Westerners often ask: If Iran's enrichment program could be justified for peaceful purposes, why did they keep their enrichment program secret for so long?

This is a silly question. If the U.S. were able to persuade important nuclear states not to cooperate even with Iran's fuel-fabrication efforts (which have no weapons application), then a declared enrichment program would be out of the question. Clandestine procurement of centrifuge technology was probably Iran's only option. Even the more recent Fordow enrichment facility -- ominously hidden in a mountain -- can be seen as a shrewd insurance plan when considered alongside the danger to their other facilities. Iran's much larger Natanz enrichment plant has been under persistent threat of Israeli airstrike to "take out" Iran's uranium route to a bomb. As fellow nonproliferation analyst Ivanka Barzashka and others have pointed out, the existence of the Fordow plant removes this option since it would be invulnerable to an airstrike. In fact, if Iran can simply continue enriching at Fordow, then destroying Natanz is even worse than pointless, since it would likely change Iran's calculus in favor of weaponization.

Well played, Iran. Well played.

I cannot speak for Iran, but these considerations might help us understand their sticking points. For instance, it may seem mysterious that Iran is willing to limit centrifuge numbers below an industrial scale, yet still insists on continuing to enrich. But keeping a small fleet of running centrifuges allows Iran to maintain their centrifuge expertise in a healthy and advanced state. This way, if the deal falls apart and they lose access to fuel from abroad, they can quickly expand to industrial scale and avoid shutting down their reactors like they did in the '80s.

Now, our best intelligence indicates that, prior to 2003, Iran did have a program to design a bomb alongside their enrichment activities. That same intelligence tells us that the bomb program was halted in 2003, and has not continued since. What has continued is the progressive isolation of Iran by the West, and the clear need for Iranian self-reliance for all things nuclear. And lest we congratulate ourselves that "harsh sanctions have finally brought Iran to the negotiating table," let me go ahead and pop that little bubble: Iran came to the table in 2003, before sanctions were escalated, with a better deal than we could possibly imagine today. We eloquently responded "you're evil, go away." Since then, they have done the rational thing and become excellent enrichers of uranium so they will never again be without fuel for their reactors.

No one wants to see Iran break out of the nonproliferation treaty. In our efforts to prevent this, we tech-savvy nonproliferation analysts have focused on monitoring their technical capabilities as if our funding depended on it (disclosure: it does). But consider that roughly a dozen nations could easily break out of the treaty, yet only one has.
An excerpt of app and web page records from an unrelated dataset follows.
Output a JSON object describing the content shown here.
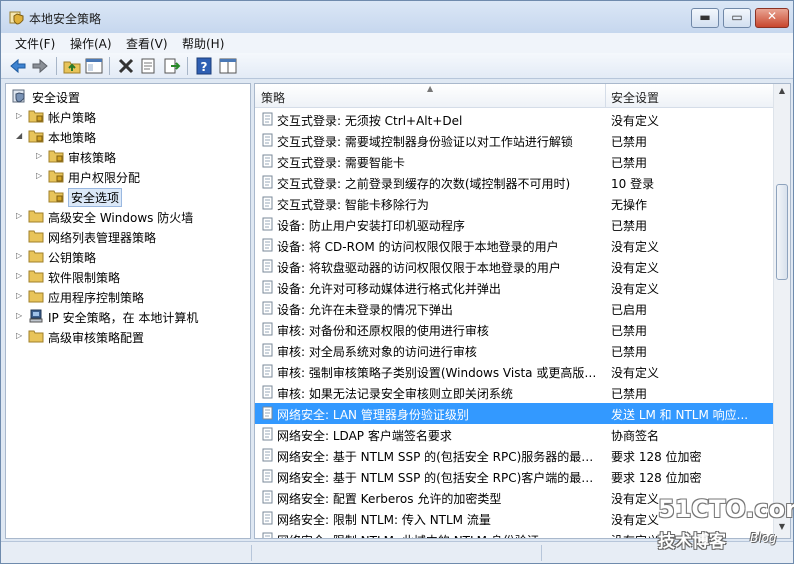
{
  "window": {
    "title": "本地安全策略"
  },
  "titlebar_buttons": {
    "minimize": "▬",
    "maximize": "▭",
    "close": "✕"
  },
  "menu": [
    "文件(F)",
    "操作(A)",
    "查看(V)",
    "帮助(H)"
  ],
  "toolbar": [
    "back-icon",
    "forward-icon",
    "up-folder-icon",
    "show-tree-icon",
    "delete-icon",
    "properties-icon",
    "export-icon",
    "help-icon",
    "panel-icon"
  ],
  "tree": [
    {
      "label": "安全设置",
      "expander": "",
      "icon": "shield"
    },
    {
      "label": "帐户策略",
      "expander": "▷",
      "icon": "folder"
    },
    {
      "label": "本地策略",
      "expander": "◢",
      "icon": "folder"
    },
    {
      "label": "审核策略",
      "expander": "▷",
      "icon": "folder"
    },
    {
      "label": "用户权限分配",
      "expander": "▷",
      "icon": "folder"
    },
    {
      "label": "安全选项",
      "expander": "",
      "icon": "folder",
      "selected": true
    },
    {
      "label": "高级安全 Windows 防火墙",
      "expander": "▷",
      "icon": "folder"
    },
    {
      "label": "网络列表管理器策略",
      "expander": "",
      "icon": "folder"
    },
    {
      "label": "公钥策略",
      "expander": "▷",
      "icon": "folder"
    },
    {
      "label": "软件限制策略",
      "expander": "▷",
      "icon": "folder"
    },
    {
      "label": "应用程序控制策略",
      "expander": "▷",
      "icon": "folder"
    },
    {
      "label": "IP 安全策略，在 本地计算机",
      "expander": "▷",
      "icon": "computer"
    },
    {
      "label": "高级审核策略配置",
      "expander": "▷",
      "icon": "folder"
    }
  ],
  "list": {
    "columns": [
      "策略",
      "安全设置"
    ],
    "sort_indicator": "▲",
    "rows": [
      {
        "policy": "交互式登录: 无须按 Ctrl+Alt+Del",
        "setting": "没有定义"
      },
      {
        "policy": "交互式登录: 需要域控制器身份验证以对工作站进行解锁",
        "setting": "已禁用"
      },
      {
        "policy": "交互式登录: 需要智能卡",
        "setting": "已禁用"
      },
      {
        "policy": "交互式登录: 之前登录到缓存的次数(域控制器不可用时)",
        "setting": "10 登录"
      },
      {
        "policy": "交互式登录: 智能卡移除行为",
        "setting": "无操作"
      },
      {
        "policy": "设备: 防止用户安装打印机驱动程序",
        "setting": "已禁用"
      },
      {
        "policy": "设备: 将 CD-ROM 的访问权限仅限于本地登录的用户",
        "setting": "没有定义"
      },
      {
        "policy": "设备: 将软盘驱动器的访问权限仅限于本地登录的用户",
        "setting": "没有定义"
      },
      {
        "policy": "设备: 允许对可移动媒体进行格式化并弹出",
        "setting": "没有定义"
      },
      {
        "policy": "设备: 允许在未登录的情况下弹出",
        "setting": "已启用"
      },
      {
        "policy": "审核: 对备份和还原权限的使用进行审核",
        "setting": "已禁用"
      },
      {
        "policy": "审核: 对全局系统对象的访问进行审核",
        "setting": "已禁用"
      },
      {
        "policy": "审核: 强制审核策略子类别设置(Windows Vista 或更高版本...",
        "setting": "没有定义"
      },
      {
        "policy": "审核: 如果无法记录安全审核则立即关闭系统",
        "setting": "已禁用"
      },
      {
        "policy": "网络安全: LAN 管理器身份验证级别",
        "setting": "发送 LM 和 NTLM 响应...",
        "selected": true
      },
      {
        "policy": "网络安全: LDAP 客户端签名要求",
        "setting": "协商签名"
      },
      {
        "policy": "网络安全: 基于 NTLM SSP 的(包括安全 RPC)服务器的最小...",
        "setting": "要求 128 位加密"
      },
      {
        "policy": "网络安全: 基于 NTLM SSP 的(包括安全 RPC)客户端的最小...",
        "setting": "要求 128 位加密"
      },
      {
        "policy": "网络安全: 配置 Kerberos 允许的加密类型",
        "setting": "没有定义"
      },
      {
        "policy": "网络安全: 限制 NTLM: 传入 NTLM 流量",
        "setting": "没有定义"
      },
      {
        "policy": "网络安全: 限制 NTLM: 此域中的 NTLM 身份验证",
        "setting": "没有定义"
      }
    ]
  },
  "scrollbar": {
    "up": "▲",
    "down": "▼"
  },
  "watermark": {
    "main": "51CTO.com",
    "sub": "技术博客",
    "blog": "Blog"
  },
  "colors": {
    "selection": "#3399ff",
    "folder": "#e8c45a"
  }
}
As a predictive variable to indicate impending nuclear proliferation, "technical capability" has been an abysmal failure. On the other hand, we discover a much more promising predictor when we note that the one NPT breakout nation, North Korea, was also the most politically and economically isolated. Isolated countries like bombs. Now as we consider the least-worst alternative to an agreement with Iran -- more sanctions and isolation -- let us hope that a final deal is reached this summer. And further, lets hope our embarrassment of a Congress stays the hell out of the way.

Chris Lawrence is a nuclear scientist who works on nonproliferation issues at Stanford University's Center for International Security and Cooperation.